[PROVIDED DATA — start]
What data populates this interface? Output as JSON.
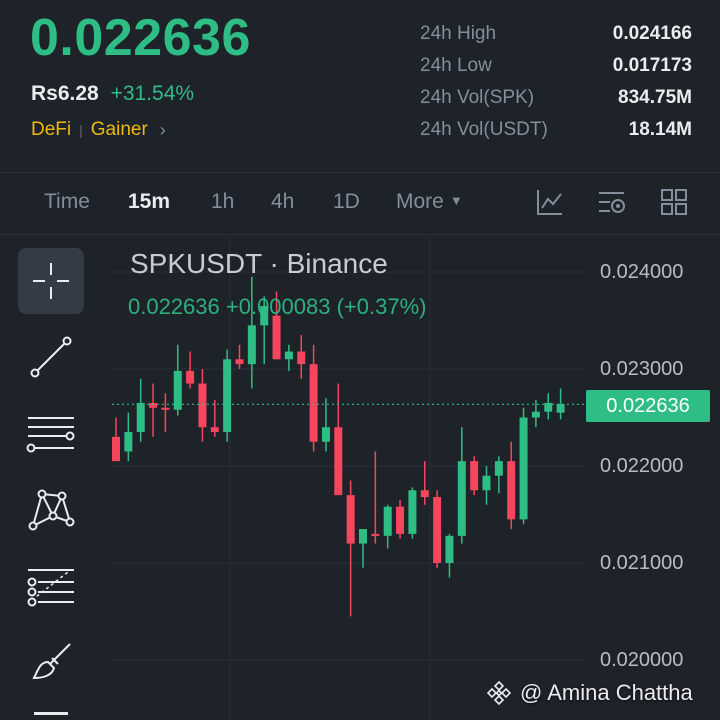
{
  "market": {
    "price": "0.022636",
    "fiat_price": "Rs6.28",
    "change_24h": "+31.54%",
    "tags": [
      "DeFi",
      "Gainer"
    ]
  },
  "stats": [
    {
      "label": "24h High",
      "value": "0.024166"
    },
    {
      "label": "24h Low",
      "value": "0.017173"
    },
    {
      "label": "24h Vol(SPK)",
      "value": "834.75M"
    },
    {
      "label": "24h Vol(USDT)",
      "value": "18.14M"
    }
  ],
  "tabs": {
    "time": "Time",
    "m15": "15m",
    "h1": "1h",
    "h4": "4h",
    "d1": "1D",
    "more": "More"
  },
  "chart": {
    "title": "SPKUSDT · Binance",
    "last_change": "0.022636 +0.000083 (+0.37%)",
    "current_price": "0.022636",
    "y_ticks": [
      "0.024000",
      "0.023000",
      "0.022000",
      "0.021000",
      "0.020000"
    ]
  },
  "watermark": {
    "text": "@ Amina Chattha"
  },
  "colors": {
    "up": "#2ebd85",
    "down": "#f6465d",
    "background": "#1e2229",
    "accent": "#f0b90b"
  },
  "chart_data": {
    "type": "candlestick",
    "interval": "15m",
    "ylim": [
      0.0199,
      0.0244
    ],
    "y_ticks": [
      0.024,
      0.023,
      0.022,
      0.021,
      0.02
    ],
    "current_price": 0.022636,
    "candles": [
      {
        "o": 0.0223,
        "h": 0.0225,
        "l": 0.0221,
        "c": 0.02205
      },
      {
        "o": 0.02215,
        "h": 0.02255,
        "l": 0.02205,
        "c": 0.02235
      },
      {
        "o": 0.02235,
        "h": 0.0229,
        "l": 0.02225,
        "c": 0.02265
      },
      {
        "o": 0.02265,
        "h": 0.02285,
        "l": 0.0223,
        "c": 0.0226
      },
      {
        "o": 0.0226,
        "h": 0.02275,
        "l": 0.02235,
        "c": 0.02258
      },
      {
        "o": 0.02258,
        "h": 0.02325,
        "l": 0.02252,
        "c": 0.02298
      },
      {
        "o": 0.02298,
        "h": 0.02318,
        "l": 0.0228,
        "c": 0.02285
      },
      {
        "o": 0.02285,
        "h": 0.023,
        "l": 0.02225,
        "c": 0.0224
      },
      {
        "o": 0.0224,
        "h": 0.02268,
        "l": 0.0223,
        "c": 0.02235
      },
      {
        "o": 0.02235,
        "h": 0.0232,
        "l": 0.02225,
        "c": 0.0231
      },
      {
        "o": 0.0231,
        "h": 0.02325,
        "l": 0.023,
        "c": 0.02305
      },
      {
        "o": 0.02305,
        "h": 0.02395,
        "l": 0.0228,
        "c": 0.02345
      },
      {
        "o": 0.02345,
        "h": 0.02375,
        "l": 0.02305,
        "c": 0.02365
      },
      {
        "o": 0.02355,
        "h": 0.0238,
        "l": 0.0231,
        "c": 0.0231
      },
      {
        "o": 0.0231,
        "h": 0.02325,
        "l": 0.02298,
        "c": 0.02318
      },
      {
        "o": 0.02318,
        "h": 0.02335,
        "l": 0.0229,
        "c": 0.02305
      },
      {
        "o": 0.02305,
        "h": 0.02325,
        "l": 0.02215,
        "c": 0.02225
      },
      {
        "o": 0.02225,
        "h": 0.0227,
        "l": 0.02215,
        "c": 0.0224
      },
      {
        "o": 0.0224,
        "h": 0.02285,
        "l": 0.02175,
        "c": 0.0217
      },
      {
        "o": 0.0217,
        "h": 0.02185,
        "l": 0.02045,
        "c": 0.0212
      },
      {
        "o": 0.0212,
        "h": 0.02135,
        "l": 0.02095,
        "c": 0.02135
      },
      {
        "o": 0.0213,
        "h": 0.02215,
        "l": 0.0212,
        "c": 0.02128
      },
      {
        "o": 0.02128,
        "h": 0.0216,
        "l": 0.02115,
        "c": 0.02158
      },
      {
        "o": 0.02158,
        "h": 0.02165,
        "l": 0.02125,
        "c": 0.0213
      },
      {
        "o": 0.0213,
        "h": 0.02178,
        "l": 0.02125,
        "c": 0.02175
      },
      {
        "o": 0.02175,
        "h": 0.02205,
        "l": 0.0216,
        "c": 0.02168
      },
      {
        "o": 0.02168,
        "h": 0.02175,
        "l": 0.02095,
        "c": 0.021
      },
      {
        "o": 0.021,
        "h": 0.0213,
        "l": 0.02085,
        "c": 0.02128
      },
      {
        "o": 0.02128,
        "h": 0.0224,
        "l": 0.0212,
        "c": 0.02205
      },
      {
        "o": 0.02205,
        "h": 0.0221,
        "l": 0.0217,
        "c": 0.02175
      },
      {
        "o": 0.02175,
        "h": 0.022,
        "l": 0.0216,
        "c": 0.0219
      },
      {
        "o": 0.0219,
        "h": 0.0221,
        "l": 0.02172,
        "c": 0.02205
      },
      {
        "o": 0.02205,
        "h": 0.02225,
        "l": 0.02135,
        "c": 0.02145
      },
      {
        "o": 0.02145,
        "h": 0.0226,
        "l": 0.0214,
        "c": 0.0225
      },
      {
        "o": 0.0225,
        "h": 0.02268,
        "l": 0.0224,
        "c": 0.02256
      },
      {
        "o": 0.02256,
        "h": 0.02275,
        "l": 0.02248,
        "c": 0.02265
      },
      {
        "o": 0.02255,
        "h": 0.0228,
        "l": 0.02248,
        "c": 0.02264
      }
    ]
  }
}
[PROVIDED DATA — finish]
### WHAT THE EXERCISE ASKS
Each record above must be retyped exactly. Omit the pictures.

### TASK OUTPUT
What data populates this interface? Output as JSON.
{
  "market": {
    "price": "0.022636",
    "fiat_price": "Rs6.28",
    "change_24h": "+31.54%",
    "tags": [
      "DeFi",
      "Gainer"
    ]
  },
  "stats": [
    {
      "label": "24h High",
      "value": "0.024166"
    },
    {
      "label": "24h Low",
      "value": "0.017173"
    },
    {
      "label": "24h Vol(SPK)",
      "value": "834.75M"
    },
    {
      "label": "24h Vol(USDT)",
      "value": "18.14M"
    }
  ],
  "tabs": {
    "time": "Time",
    "m15": "15m",
    "h1": "1h",
    "h4": "4h",
    "d1": "1D",
    "more": "More"
  },
  "chart": {
    "title": "SPKUSDT · Binance",
    "last_change": "0.022636 +0.000083 (+0.37%)",
    "current_price": "0.022636",
    "y_ticks": [
      "0.024000",
      "0.023000",
      "0.022000",
      "0.021000",
      "0.020000"
    ]
  },
  "watermark": {
    "text": "@ Amina Chattha"
  },
  "colors": {
    "up": "#2ebd85",
    "down": "#f6465d",
    "background": "#1e2229",
    "accent": "#f0b90b"
  },
  "chart_data": {
    "type": "candlestick",
    "interval": "15m",
    "ylim": [
      0.0199,
      0.0244
    ],
    "y_ticks": [
      0.024,
      0.023,
      0.022,
      0.021,
      0.02
    ],
    "current_price": 0.022636,
    "candles": [
      {
        "o": 0.0223,
        "h": 0.0225,
        "l": 0.0221,
        "c": 0.02205
      },
      {
        "o": 0.02215,
        "h": 0.02255,
        "l": 0.02205,
        "c": 0.02235
      },
      {
        "o": 0.02235,
        "h": 0.0229,
        "l": 0.02225,
        "c": 0.02265
      },
      {
        "o": 0.02265,
        "h": 0.02285,
        "l": 0.0223,
        "c": 0.0226
      },
      {
        "o": 0.0226,
        "h": 0.02275,
        "l": 0.02235,
        "c": 0.02258
      },
      {
        "o": 0.02258,
        "h": 0.02325,
        "l": 0.02252,
        "c": 0.02298
      },
      {
        "o": 0.02298,
        "h": 0.02318,
        "l": 0.0228,
        "c": 0.02285
      },
      {
        "o": 0.02285,
        "h": 0.023,
        "l": 0.02225,
        "c": 0.0224
      },
      {
        "o": 0.0224,
        "h": 0.02268,
        "l": 0.0223,
        "c": 0.02235
      },
      {
        "o": 0.02235,
        "h": 0.0232,
        "l": 0.02225,
        "c": 0.0231
      },
      {
        "o": 0.0231,
        "h": 0.02325,
        "l": 0.023,
        "c": 0.02305
      },
      {
        "o": 0.02305,
        "h": 0.02395,
        "l": 0.0228,
        "c": 0.02345
      },
      {
        "o": 0.02345,
        "h": 0.02375,
        "l": 0.02305,
        "c": 0.02365
      },
      {
        "o": 0.02355,
        "h": 0.0238,
        "l": 0.0231,
        "c": 0.0231
      },
      {
        "o": 0.0231,
        "h": 0.02325,
        "l": 0.02298,
        "c": 0.02318
      },
      {
        "o": 0.02318,
        "h": 0.02335,
        "l": 0.0229,
        "c": 0.02305
      },
      {
        "o": 0.02305,
        "h": 0.02325,
        "l": 0.02215,
        "c": 0.02225
      },
      {
        "o": 0.02225,
        "h": 0.0227,
        "l": 0.02215,
        "c": 0.0224
      },
      {
        "o": 0.0224,
        "h": 0.02285,
        "l": 0.02175,
        "c": 0.0217
      },
      {
        "o": 0.0217,
        "h": 0.02185,
        "l": 0.02045,
        "c": 0.0212
      },
      {
        "o": 0.0212,
        "h": 0.02135,
        "l": 0.02095,
        "c": 0.02135
      },
      {
        "o": 0.0213,
        "h": 0.02215,
        "l": 0.0212,
        "c": 0.02128
      },
      {
        "o": 0.02128,
        "h": 0.0216,
        "l": 0.02115,
        "c": 0.02158
      },
      {
        "o": 0.02158,
        "h": 0.02165,
        "l": 0.02125,
        "c": 0.0213
      },
      {
        "o": 0.0213,
        "h": 0.02178,
        "l": 0.02125,
        "c": 0.02175
      },
      {
        "o": 0.02175,
        "h": 0.02205,
        "l": 0.0216,
        "c": 0.02168
      },
      {
        "o": 0.02168,
        "h": 0.02175,
        "l": 0.02095,
        "c": 0.021
      },
      {
        "o": 0.021,
        "h": 0.0213,
        "l": 0.02085,
        "c": 0.02128
      },
      {
        "o": 0.02128,
        "h": 0.0224,
        "l": 0.0212,
        "c": 0.02205
      },
      {
        "o": 0.02205,
        "h": 0.0221,
        "l": 0.0217,
        "c": 0.02175
      },
      {
        "o": 0.02175,
        "h": 0.022,
        "l": 0.0216,
        "c": 0.0219
      },
      {
        "o": 0.0219,
        "h": 0.0221,
        "l": 0.02172,
        "c": 0.02205
      },
      {
        "o": 0.02205,
        "h": 0.02225,
        "l": 0.02135,
        "c": 0.02145
      },
      {
        "o": 0.02145,
        "h": 0.0226,
        "l": 0.0214,
        "c": 0.0225
      },
      {
        "o": 0.0225,
        "h": 0.02268,
        "l": 0.0224,
        "c": 0.02256
      },
      {
        "o": 0.02256,
        "h": 0.02275,
        "l": 0.02248,
        "c": 0.02265
      },
      {
        "o": 0.02255,
        "h": 0.0228,
        "l": 0.02248,
        "c": 0.02264
      }
    ]
  }
}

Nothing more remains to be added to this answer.